*THE PROBLEM*: Filter the entries and keep only the lines where the string "arrow" appears.

*SUPPLIED DATA*:
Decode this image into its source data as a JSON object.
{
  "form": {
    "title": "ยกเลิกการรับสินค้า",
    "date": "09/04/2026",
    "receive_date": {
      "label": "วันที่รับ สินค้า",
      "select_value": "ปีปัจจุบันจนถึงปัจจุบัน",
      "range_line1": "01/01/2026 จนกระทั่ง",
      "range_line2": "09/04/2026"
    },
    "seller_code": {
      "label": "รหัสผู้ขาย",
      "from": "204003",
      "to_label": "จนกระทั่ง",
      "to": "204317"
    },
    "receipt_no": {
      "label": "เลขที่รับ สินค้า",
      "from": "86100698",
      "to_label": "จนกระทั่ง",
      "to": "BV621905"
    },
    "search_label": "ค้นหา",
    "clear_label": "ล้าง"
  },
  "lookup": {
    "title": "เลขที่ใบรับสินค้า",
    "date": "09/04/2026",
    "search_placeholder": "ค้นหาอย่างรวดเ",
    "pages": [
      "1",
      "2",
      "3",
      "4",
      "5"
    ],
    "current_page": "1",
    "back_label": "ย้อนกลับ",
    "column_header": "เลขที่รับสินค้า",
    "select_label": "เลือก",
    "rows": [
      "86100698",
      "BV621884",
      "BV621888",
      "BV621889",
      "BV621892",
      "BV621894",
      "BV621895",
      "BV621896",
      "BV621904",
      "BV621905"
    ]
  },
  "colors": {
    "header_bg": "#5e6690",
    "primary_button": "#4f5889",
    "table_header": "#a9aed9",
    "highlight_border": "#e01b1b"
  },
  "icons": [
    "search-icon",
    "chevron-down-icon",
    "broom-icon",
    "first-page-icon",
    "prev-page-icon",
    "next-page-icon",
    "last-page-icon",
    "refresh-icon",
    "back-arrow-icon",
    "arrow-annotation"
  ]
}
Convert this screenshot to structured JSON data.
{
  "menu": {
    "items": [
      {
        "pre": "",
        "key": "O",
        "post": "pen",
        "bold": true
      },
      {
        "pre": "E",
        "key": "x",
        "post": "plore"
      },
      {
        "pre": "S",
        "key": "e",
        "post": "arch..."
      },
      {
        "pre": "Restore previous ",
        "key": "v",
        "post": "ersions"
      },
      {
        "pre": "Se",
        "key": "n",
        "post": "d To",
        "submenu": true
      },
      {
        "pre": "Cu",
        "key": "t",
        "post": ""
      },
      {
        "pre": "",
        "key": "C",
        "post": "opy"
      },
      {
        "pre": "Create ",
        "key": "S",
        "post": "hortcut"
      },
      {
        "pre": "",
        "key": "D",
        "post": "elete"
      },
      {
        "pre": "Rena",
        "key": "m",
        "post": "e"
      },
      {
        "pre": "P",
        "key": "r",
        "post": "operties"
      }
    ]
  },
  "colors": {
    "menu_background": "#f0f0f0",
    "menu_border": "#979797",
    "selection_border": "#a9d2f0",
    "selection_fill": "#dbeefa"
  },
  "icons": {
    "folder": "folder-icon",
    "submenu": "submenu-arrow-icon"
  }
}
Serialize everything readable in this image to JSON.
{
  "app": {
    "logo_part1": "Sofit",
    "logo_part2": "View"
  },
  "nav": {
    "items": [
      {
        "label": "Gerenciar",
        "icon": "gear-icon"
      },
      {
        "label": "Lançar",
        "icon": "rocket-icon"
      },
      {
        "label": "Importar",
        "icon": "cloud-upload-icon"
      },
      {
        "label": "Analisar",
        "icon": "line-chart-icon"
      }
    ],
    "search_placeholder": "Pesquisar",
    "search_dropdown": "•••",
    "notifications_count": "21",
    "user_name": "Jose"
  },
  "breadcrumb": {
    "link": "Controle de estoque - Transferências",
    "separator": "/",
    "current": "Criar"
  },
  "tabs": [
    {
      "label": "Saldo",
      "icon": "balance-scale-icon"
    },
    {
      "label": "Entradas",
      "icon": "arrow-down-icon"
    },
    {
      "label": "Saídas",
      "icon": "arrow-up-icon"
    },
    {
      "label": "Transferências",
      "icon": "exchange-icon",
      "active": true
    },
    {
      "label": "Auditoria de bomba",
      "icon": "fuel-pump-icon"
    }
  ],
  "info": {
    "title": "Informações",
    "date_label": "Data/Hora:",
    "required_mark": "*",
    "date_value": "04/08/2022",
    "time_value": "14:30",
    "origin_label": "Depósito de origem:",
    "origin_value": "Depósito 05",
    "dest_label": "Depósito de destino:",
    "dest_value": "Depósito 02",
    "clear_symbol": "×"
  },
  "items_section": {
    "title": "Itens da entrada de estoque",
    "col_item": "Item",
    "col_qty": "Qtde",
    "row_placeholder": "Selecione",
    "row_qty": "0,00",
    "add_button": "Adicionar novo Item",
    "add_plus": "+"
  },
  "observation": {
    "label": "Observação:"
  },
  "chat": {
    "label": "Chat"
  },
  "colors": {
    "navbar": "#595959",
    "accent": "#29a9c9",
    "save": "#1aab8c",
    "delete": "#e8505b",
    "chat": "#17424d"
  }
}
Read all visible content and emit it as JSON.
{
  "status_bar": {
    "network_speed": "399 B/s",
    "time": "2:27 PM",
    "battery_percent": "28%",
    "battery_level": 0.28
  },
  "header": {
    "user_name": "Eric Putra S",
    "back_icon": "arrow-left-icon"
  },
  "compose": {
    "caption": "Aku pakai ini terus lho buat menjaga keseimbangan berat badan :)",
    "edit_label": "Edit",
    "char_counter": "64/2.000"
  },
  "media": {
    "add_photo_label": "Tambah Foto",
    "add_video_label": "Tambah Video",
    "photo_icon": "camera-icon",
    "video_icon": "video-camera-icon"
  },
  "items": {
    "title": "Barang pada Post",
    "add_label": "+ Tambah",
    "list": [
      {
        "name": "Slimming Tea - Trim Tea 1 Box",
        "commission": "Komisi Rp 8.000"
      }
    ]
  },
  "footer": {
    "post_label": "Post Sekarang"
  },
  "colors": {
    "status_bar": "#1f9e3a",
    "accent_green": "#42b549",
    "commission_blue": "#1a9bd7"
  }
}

*TASK ANSWER*:
    "back-arrow-icon",
    "arrow-annotation"
    "submenu": "submenu-arrow-icon"
      "icon": "arrow-down-icon"
      "icon": "arrow-up-icon"
    "back_icon": "arrow-left-icon"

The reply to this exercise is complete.